As I said earlier, this is about taxation and royalty revenue per capita in Victoria. It is still below New South Wales, still below Western Australia and still below Queensland. So going back to the point I made earlier, if we were going to put these companies at a disadvantage if they would otherwise have had the same goldmine in other jurisdictions—in Western Australia, Queensland or New South Wales—I could see the merit of the argument. But that is not the case, because we are still going to fall below these states. The other mining state is Tasmania in relation to goldmining, but obviously Western Australia, Queensland and New South Wales have significant goldmining operations and their royalty tax is much higher than in Victoria.

It is not like we are going to make squillions out of this; it would be nice if we did, but we will not. Victoria raises very little revenue from royalties. It is less than $20 per person per year, and we raise less royalty revenue per person than any other state. That is another thing I want to get into, because a lot of taxes are federally based taxes and we always have this argument—we have been having it since 2014—about what our fair share of tax or income or distribution of wealth collected by the commonwealth and put back into Victoria is. We always have that argument about what our fair share is, and we always struggle to convince. We had a problem with the Abbott government and the Turnbull government, and now we have a problem with the Morrison government, even though the current Prime Minister is making slightly different noises than his predecessors in relation to giving Victoria a fair share, a fair slice, of the federal thing. For Queensland, WA and New South Wales, in relation to the mining industry, the only tax they can raise to increase their revenue so they can deliver on their commitments to their people is the royalty tax. Victoria has been missing out on that for decades. So I think now that is another way to fill the gap that exists between us and the commonwealth. That is why I think it is a wise move by the Treasurer, and I support the levy being struck and implemented forthwith.
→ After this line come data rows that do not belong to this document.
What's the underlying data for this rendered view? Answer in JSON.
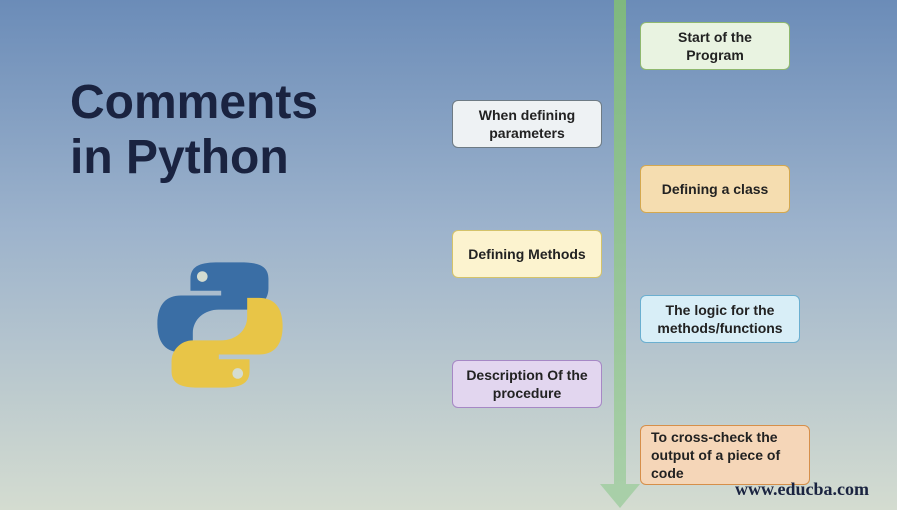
{
  "title_line1": "Comments",
  "title_line2": "in Python",
  "footer": "www.educba.com",
  "boxes": {
    "b1": "Start of the Program",
    "b2": "When defining parameters",
    "b3": "Defining a class",
    "b4": "Defining Methods",
    "b5": "The logic for the methods/functions",
    "b6": "Description Of the procedure",
    "b7": "To cross-check the output of a piece of code"
  }
}
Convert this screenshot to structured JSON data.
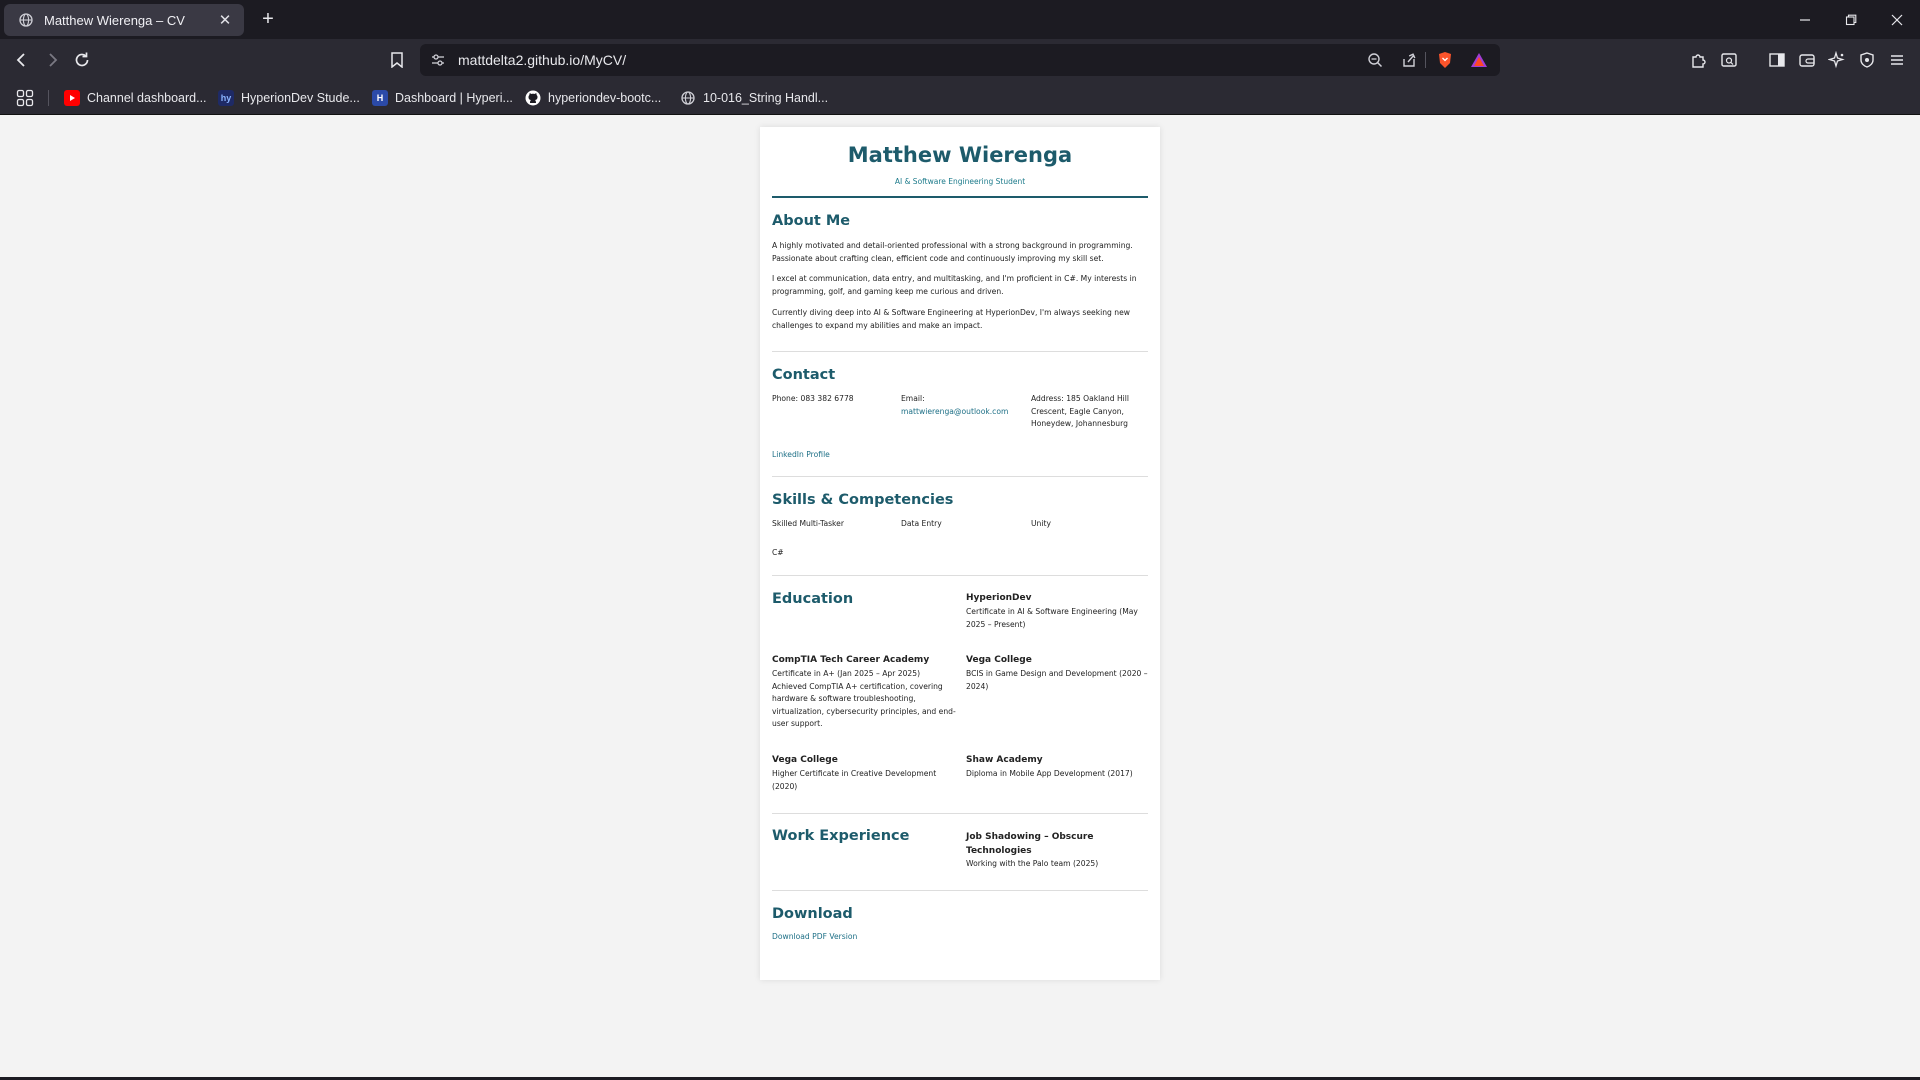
{
  "browser": {
    "tab_title": "Matthew Wierenga – CV",
    "url": "mattdelta2.github.io/MyCV/",
    "bookmarks": [
      {
        "label": "Channel dashboard...",
        "icon": "youtube-icon",
        "color": "#ff0000"
      },
      {
        "label": "HyperionDev Stude...",
        "icon": "hyperiondev-icon",
        "color": "#1e2a66"
      },
      {
        "label": "Dashboard | Hyperi...",
        "icon": "hyperion-h-icon",
        "color": "#2b4aa8"
      },
      {
        "label": "hyperiondev-bootc...",
        "icon": "github-icon",
        "color": "#ffffff"
      },
      {
        "label": "10-016_String Handl...",
        "icon": "globe-icon",
        "color": "#cfcfd6"
      }
    ]
  },
  "cv": {
    "name": "Matthew Wierenga",
    "subtitle": "AI & Software Engineering Student",
    "about": {
      "heading": "About Me",
      "paragraphs": [
        "A highly motivated and detail-oriented professional with a strong background in programming. Passionate about crafting clean, efficient code and continuously improving my skill set.",
        "I excel at communication, data entry, and multitasking, and I'm proficient in C#. My interests in programming, golf, and gaming keep me curious and driven.",
        "Currently diving deep into AI & Software Engineering at HyperionDev, I'm always seeking new challenges to expand my abilities and make an impact."
      ]
    },
    "contact": {
      "heading": "Contact",
      "phone": "Phone: 083 382 6778",
      "email_label": "Email:",
      "email": "mattwierenga@outlook.com",
      "address": "Address: 185 Oakland Hill Crescent, Eagle Canyon, Honeydew, Johannesburg",
      "linkedin": "LinkedIn Profile"
    },
    "skills": {
      "heading": "Skills & Competencies",
      "items": [
        "Skilled Multi-Tasker",
        "Data Entry",
        "Unity",
        "C#"
      ]
    },
    "education": {
      "heading": "Education",
      "entries": [
        {
          "school": "HyperionDev",
          "detail": "Certificate in AI & Software Engineering (May 2025 – Present)"
        },
        {
          "school": "CompTIA Tech Career Academy",
          "detail": "Certificate in A+ (Jan 2025 – Apr 2025) Achieved CompTIA A+ certification, covering hardware & software troubleshooting, virtualization, cybersecurity principles, and end-user support."
        },
        {
          "school": "Vega College",
          "detail": "BCIS in Game Design and Development (2020 – 2024)"
        },
        {
          "school": "Vega College",
          "detail": "Higher Certificate in Creative Development (2020)"
        },
        {
          "school": "Shaw Academy",
          "detail": "Diploma in Mobile App Development (2017)"
        }
      ]
    },
    "work": {
      "heading": "Work Experience",
      "title": "Job Shadowing – Obscure Technologies",
      "detail": "Working with the Palo team (2025)"
    },
    "download": {
      "heading": "Download",
      "link": "Download PDF Version"
    }
  }
}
Now, there is an argument about how that is going to be adjusted. Over the four-year period to 2021–22, Victoria’s ratio of tax and royalty revenue to gross state product will average 5.1 per cent. As I said, that is lower than New South Wales, which is 5.2 per cent, and it is lineball with WA and Queensland at 5.1 per cent. So I urge members to reconsider their view, to think long and hard about why this royalty tax is being implemented—what is the reason for it; what is the logic behind it?—and to vote against the disallowance motion moved by Mr Davis or by the opposition. That simply puts us at the same level as the other states, delivering a scarce income. We can then start delivering on these much-needed projects and services in Victoria, because without that every time we are not able to generate income. ‘How are you going to deliver on all these projects?’. Well, I have not heard from Mr Rich-Phillips about the alternative, how we can fund these projects or services, just simply ‘Disallow it’ because someone in the industry said, ‘Oh, well, we don’t want to pay the 2.75 per cent tax, so therefore bad luck’. I have not heard any serious arguments why, apart from I think the comments that it is not based on profitability.

If it was based on a super-profits tax, would that change your view of it? I should take you back to the infamous Kevin Rudd supertax on the mining industry. Maybe he should have done it a bit differently; maybe he should have talked to the industry a bit beforehand, before he made the announcement, and maybe we would have had a super-profits tax. I wish we did, because let tell you: if that super-profits tax had gone ahead in 2007–08 and had been put in a sovereign fund, like what the Scandinavian countries implemented in the 1970s, we would all be in much better shape than we are today. But we missed the opportunity because the mining boom moved on. But I think at the time it would have been a great idea. With those words, I will be opposing the motion, and I hope the rest of the members will do the same.